Paul Finch, Andrew Cox, David Raines and Donna Bowers had battled numerous changes to the restrictions but pulled off a superb welcome as we arrived at Innholders for a quick stop before the Mansion House. My grateful thanks to all of them for the superb arrangements in London. Thanks also to John Cash our Beadle and also The Innholders – and, in particular, the Master Innholder – for allowing us to use their Hall for our arrival. It never looked so welcoming!!!

A lovely surprise for me was my brother and sister-in-law, who had travelled from Scotland to see us arrive.

After the celebrations, there was one last ride to Mansion House and the personal presentation of our cheque for £20k to The Lord Mayor for his appeal and onward donation to Future Youth Zone in Dagenham. Another wonderful memory and I was honoured to represent Distillers in that way.

If I thought that would end the highlights, I was wrong, for we then moved on to St Lawrence Jewry for a short Service of Thanksgiving, led by our Chaplain Rev Canon David Parrott –hugely appreciated by the group. This was an incredibly moving service giving thanks for our safe arrival and the work of Distillers’ Charity and our beneficiaries. Gavin gave an inspirational insight into Future Youths Work and we were all able to give our own thanks to God for what had been achieved.

A final dinner in socially distanced groups was a lovely finish for the group.

In ordinary circumstances, that would have been the end of the Summer Special – but the next day I was privileged to be interviewed for the first screening of Distillers’ TV. This initiative is designed to help keep Liverymen in touch in the current environment and I know we have ambitious plans for it. Huge thanks and congratulation to all in the Marketing team and the Master’s Task Force for making this happen. Another step forward for our amazing Livery.

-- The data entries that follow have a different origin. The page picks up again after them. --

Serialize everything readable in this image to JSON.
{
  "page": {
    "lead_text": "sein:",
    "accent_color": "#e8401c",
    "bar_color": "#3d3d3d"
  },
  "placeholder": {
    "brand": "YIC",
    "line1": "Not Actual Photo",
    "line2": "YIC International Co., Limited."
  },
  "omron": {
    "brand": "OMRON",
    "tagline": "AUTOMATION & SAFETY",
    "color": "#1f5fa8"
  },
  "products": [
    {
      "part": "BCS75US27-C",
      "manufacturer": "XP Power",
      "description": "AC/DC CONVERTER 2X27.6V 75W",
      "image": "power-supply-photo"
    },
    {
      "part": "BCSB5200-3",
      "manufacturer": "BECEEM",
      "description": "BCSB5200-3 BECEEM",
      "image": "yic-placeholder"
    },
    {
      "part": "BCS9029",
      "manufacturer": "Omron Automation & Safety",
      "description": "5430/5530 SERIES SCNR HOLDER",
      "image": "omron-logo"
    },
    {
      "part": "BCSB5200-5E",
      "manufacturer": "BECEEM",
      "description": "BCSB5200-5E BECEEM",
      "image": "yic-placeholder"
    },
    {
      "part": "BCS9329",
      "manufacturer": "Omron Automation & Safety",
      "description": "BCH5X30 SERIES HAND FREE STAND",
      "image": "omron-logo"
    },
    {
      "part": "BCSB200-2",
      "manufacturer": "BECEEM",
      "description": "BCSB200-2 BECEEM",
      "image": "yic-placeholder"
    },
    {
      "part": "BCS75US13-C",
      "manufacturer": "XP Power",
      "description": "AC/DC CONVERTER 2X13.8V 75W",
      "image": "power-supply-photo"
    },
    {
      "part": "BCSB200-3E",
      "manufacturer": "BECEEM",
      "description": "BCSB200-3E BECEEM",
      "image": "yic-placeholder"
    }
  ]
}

Lastly, and definitely not wishing to end on a downbeat note, with reference to the numerous cancellations and change of events that as recently as last week we again had to pull the plug on, spare a thought for the wonderful asset we have in our Assistant Clerk. She has stoically dealt with everything thrown at her and has been a huge help in administering the various charity payments and receipts that we have be involved in this year. We are so fortunate to have her. Thanks Kim!